This thesis adopts the use of various simulation-based training exercises as research platforms for assessing the role of environmental, task, and team uncertainty on critical and major incident decision making. It illustrates that experienced uncertainty in these incidents has a significant detrimental “derailing” effect on strategic decision making. Task uncertainty occurs within critical incidents when decision makers face forced choice binary decisions with equally unattractive outcomes. Team uncertainty occurs due to the large, heterogeneous nature of any emergency response organization, often involving individuals from an array of agencies. The studies showed that these types of uncertainty induced derailments from preferred strategies or courses of action. These derailments were manifest as a variety of implementation failures, including omissions or temporary deferral of crucial actions, a failure to share crucial information with other emergency responders, and failing to coordinate or synchronize actions with those others involved in incident management. These findings are in accordance with the widely adopted definition of uncertainty in naturalistic decision making as “a sense of doubt that blocks or delays action” (Lipshitz & Strauss, 1997, p. 150). Moreover, they contribute to the existing literature by illustrating that errors omission, as opposed to actively committed mistakes, are a prevalent occurrence that may impede “optimal” incident management strategies in various types of high risk, uncertain critical incidents.

Item Type: Unspecified
Additional Information: Date: 2011-11 (completed)
Uncontrolled Keywords: uncertainty, naturalistic decision making, critical and major incidents, simulation-based training
Subjects: B Philosophy. Psychology. Religion > BF Psychology
Divisions: ?? dep_psych ??

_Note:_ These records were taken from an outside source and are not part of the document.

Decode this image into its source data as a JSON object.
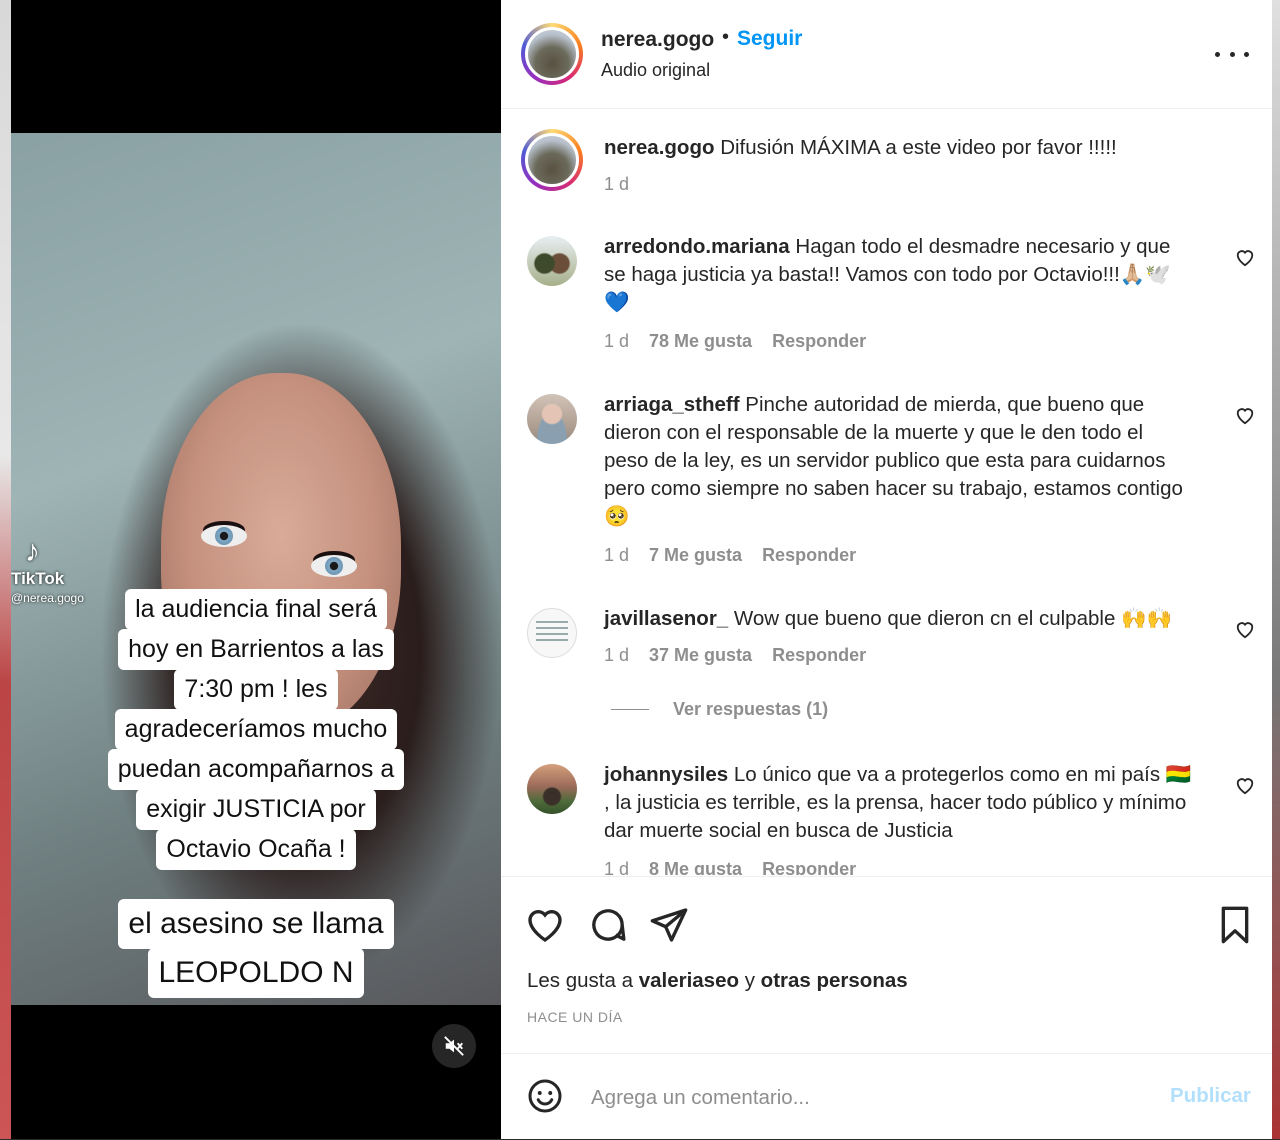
{
  "media": {
    "caption_lines": [
      "la audiencia final será",
      "hoy en Barrientos a las",
      "7:30 pm ! les",
      "agradeceríamos mucho",
      "puedan acompañarnos a",
      "exigir JUSTICIA por",
      "Octavio Ocaña !"
    ],
    "caption_lines_2": [
      "el asesino se llama",
      "LEOPOLDO N"
    ],
    "watermark_brand": "TikTok",
    "watermark_handle": "@nerea.gogo",
    "mute_icon": "muted-speaker-icon"
  },
  "header": {
    "username": "nerea.gogo",
    "separator": "•",
    "follow_label": "Seguir",
    "subtitle": "Audio original",
    "more_icon": "more-options-icon"
  },
  "caption": {
    "username": "nerea.gogo",
    "text": "Difusión MÁXIMA a este video por favor !!!!!",
    "time": "1 d"
  },
  "comments": [
    {
      "username": "arredondo.mariana",
      "text": "Hagan todo el desmadre necesario y que se haga justicia ya basta!! Vamos con todo por Octavio!!!🙏🏼🕊️💙",
      "time": "1 d",
      "likes": "78 Me gusta",
      "reply": "Responder"
    },
    {
      "username": "arriaga_stheff",
      "text": "Pinche autoridad de mierda, que bueno que dieron con el responsable de la muerte y que le den todo el peso de la ley, es un servidor publico que esta para cuidarnos pero como siempre no saben hacer su trabajo, estamos contigo 🥺",
      "time": "1 d",
      "likes": "7 Me gusta",
      "reply": "Responder"
    },
    {
      "username": "javillasenor_",
      "text": "Wow que bueno que dieron cn el culpable 🙌🙌",
      "time": "1 d",
      "likes": "37 Me gusta",
      "reply": "Responder",
      "view_replies": "Ver respuestas (1)"
    },
    {
      "username": "johannysiles",
      "text": "Lo único que va a protegerlos como en mi país 🇧🇴 , la justicia es terrible, es la prensa, hacer todo público y mínimo dar muerte social en busca de Justicia",
      "time": "1 d",
      "likes": "8 Me gusta",
      "reply": "Responder"
    }
  ],
  "actions": {
    "likes_prefix": "Les gusta a",
    "liked_by": "valeriaseo",
    "likes_mid": "y",
    "likes_others": "otras personas",
    "posted_ago": "HACE UN DÍA"
  },
  "add_comment": {
    "placeholder": "Agrega un comentario...",
    "post_label": "Publicar"
  },
  "colors": {
    "link": "#0095f6",
    "muted": "#8e8e8e",
    "text": "#262626",
    "post_disabled": "#b2dffc"
  }
}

Depositing User: Symplectic Admin
Date Deposited: 14 Aug 2012 09:27
Last Modified: 03 Mar 2021 10:06
URI: https://livrepository.liverpool.ac.uk/id/eprint/4393